Flora Baker

Freelance writer and author Flora Baker is a keen amateur gardener and houseplant enthusiast.
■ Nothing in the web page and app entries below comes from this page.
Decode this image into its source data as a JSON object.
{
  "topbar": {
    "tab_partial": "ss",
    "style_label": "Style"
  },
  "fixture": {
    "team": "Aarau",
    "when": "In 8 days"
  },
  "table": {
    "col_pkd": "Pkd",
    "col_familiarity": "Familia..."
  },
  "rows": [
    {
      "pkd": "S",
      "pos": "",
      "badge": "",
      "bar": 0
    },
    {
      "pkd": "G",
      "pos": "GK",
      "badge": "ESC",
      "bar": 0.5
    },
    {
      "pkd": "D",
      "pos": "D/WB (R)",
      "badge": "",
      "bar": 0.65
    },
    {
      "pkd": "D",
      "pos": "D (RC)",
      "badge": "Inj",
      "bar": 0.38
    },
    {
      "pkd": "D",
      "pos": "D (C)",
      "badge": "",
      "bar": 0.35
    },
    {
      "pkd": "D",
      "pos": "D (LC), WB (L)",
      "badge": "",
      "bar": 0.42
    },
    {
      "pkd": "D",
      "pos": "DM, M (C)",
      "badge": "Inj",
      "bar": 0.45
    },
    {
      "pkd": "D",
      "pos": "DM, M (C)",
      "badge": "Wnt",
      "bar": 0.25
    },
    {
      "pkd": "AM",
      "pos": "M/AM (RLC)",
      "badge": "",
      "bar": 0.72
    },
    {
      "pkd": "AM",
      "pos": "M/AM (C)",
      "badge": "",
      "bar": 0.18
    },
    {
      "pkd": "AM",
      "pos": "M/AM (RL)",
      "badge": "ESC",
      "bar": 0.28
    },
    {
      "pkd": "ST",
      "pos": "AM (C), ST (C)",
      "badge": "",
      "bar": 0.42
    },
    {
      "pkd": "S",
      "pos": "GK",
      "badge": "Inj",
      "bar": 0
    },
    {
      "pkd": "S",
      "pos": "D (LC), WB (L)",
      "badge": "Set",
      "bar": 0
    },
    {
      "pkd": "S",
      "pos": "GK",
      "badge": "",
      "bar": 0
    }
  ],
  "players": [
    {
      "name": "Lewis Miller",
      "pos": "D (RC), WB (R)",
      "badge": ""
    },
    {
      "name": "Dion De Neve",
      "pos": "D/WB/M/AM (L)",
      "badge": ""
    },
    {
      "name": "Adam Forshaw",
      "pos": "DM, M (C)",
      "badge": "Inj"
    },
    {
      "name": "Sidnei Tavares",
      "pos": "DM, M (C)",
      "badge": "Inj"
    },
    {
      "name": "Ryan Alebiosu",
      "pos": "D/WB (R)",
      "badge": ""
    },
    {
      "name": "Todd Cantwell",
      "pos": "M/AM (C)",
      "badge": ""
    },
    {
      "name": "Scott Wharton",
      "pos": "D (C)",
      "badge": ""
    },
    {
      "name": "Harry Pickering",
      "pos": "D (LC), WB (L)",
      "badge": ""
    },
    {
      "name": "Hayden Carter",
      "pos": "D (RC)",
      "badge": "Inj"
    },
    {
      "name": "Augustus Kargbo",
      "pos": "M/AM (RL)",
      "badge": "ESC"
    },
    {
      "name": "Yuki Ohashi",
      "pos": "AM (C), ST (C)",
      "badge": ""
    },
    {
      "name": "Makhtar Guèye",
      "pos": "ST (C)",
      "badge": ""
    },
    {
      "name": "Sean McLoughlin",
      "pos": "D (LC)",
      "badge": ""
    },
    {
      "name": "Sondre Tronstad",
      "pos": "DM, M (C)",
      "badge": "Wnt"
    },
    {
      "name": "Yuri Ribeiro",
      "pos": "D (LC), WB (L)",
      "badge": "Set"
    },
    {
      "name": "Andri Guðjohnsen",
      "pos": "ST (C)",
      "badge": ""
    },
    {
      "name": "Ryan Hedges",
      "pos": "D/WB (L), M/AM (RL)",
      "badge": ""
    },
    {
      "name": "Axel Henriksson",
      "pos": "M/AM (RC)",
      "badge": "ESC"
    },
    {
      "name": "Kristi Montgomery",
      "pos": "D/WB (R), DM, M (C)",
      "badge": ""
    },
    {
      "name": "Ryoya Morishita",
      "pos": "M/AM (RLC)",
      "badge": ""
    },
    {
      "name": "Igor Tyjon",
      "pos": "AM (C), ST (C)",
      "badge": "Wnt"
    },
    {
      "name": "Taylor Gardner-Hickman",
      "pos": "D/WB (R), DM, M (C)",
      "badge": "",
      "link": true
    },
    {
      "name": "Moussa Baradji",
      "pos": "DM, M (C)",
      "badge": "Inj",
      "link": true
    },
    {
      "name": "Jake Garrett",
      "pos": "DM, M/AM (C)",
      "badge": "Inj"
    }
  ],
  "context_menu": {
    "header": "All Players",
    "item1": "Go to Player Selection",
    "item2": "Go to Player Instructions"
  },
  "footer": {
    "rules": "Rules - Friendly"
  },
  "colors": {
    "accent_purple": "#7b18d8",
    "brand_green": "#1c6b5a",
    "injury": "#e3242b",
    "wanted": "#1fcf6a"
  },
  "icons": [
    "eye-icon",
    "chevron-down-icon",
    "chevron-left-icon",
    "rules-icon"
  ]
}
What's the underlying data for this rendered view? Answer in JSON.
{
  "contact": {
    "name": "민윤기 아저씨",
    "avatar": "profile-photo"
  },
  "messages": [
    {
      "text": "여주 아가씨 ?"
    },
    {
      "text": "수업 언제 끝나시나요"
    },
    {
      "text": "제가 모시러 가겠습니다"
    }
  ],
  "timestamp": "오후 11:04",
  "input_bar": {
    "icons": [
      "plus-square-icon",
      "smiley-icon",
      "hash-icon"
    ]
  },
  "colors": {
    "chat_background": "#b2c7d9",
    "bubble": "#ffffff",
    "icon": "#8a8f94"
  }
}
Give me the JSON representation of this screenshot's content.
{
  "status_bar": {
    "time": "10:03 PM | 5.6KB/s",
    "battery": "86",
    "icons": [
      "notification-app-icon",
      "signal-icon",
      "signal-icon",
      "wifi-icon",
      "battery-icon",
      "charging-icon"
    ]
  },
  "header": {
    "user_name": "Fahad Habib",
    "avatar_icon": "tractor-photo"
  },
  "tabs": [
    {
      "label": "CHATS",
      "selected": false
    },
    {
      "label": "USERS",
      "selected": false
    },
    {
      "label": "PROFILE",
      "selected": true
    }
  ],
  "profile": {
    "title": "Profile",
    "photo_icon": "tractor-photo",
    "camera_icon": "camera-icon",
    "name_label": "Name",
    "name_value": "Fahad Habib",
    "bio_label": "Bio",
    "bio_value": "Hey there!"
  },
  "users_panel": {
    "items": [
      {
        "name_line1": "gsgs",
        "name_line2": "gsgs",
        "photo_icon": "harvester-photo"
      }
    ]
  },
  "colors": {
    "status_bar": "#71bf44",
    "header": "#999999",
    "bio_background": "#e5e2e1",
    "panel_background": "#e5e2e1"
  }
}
Her small garden in South London is a constant work in progress as she gets to grips with snail prevention, DIY trellises and what to plant in shady spots overrun with ivy.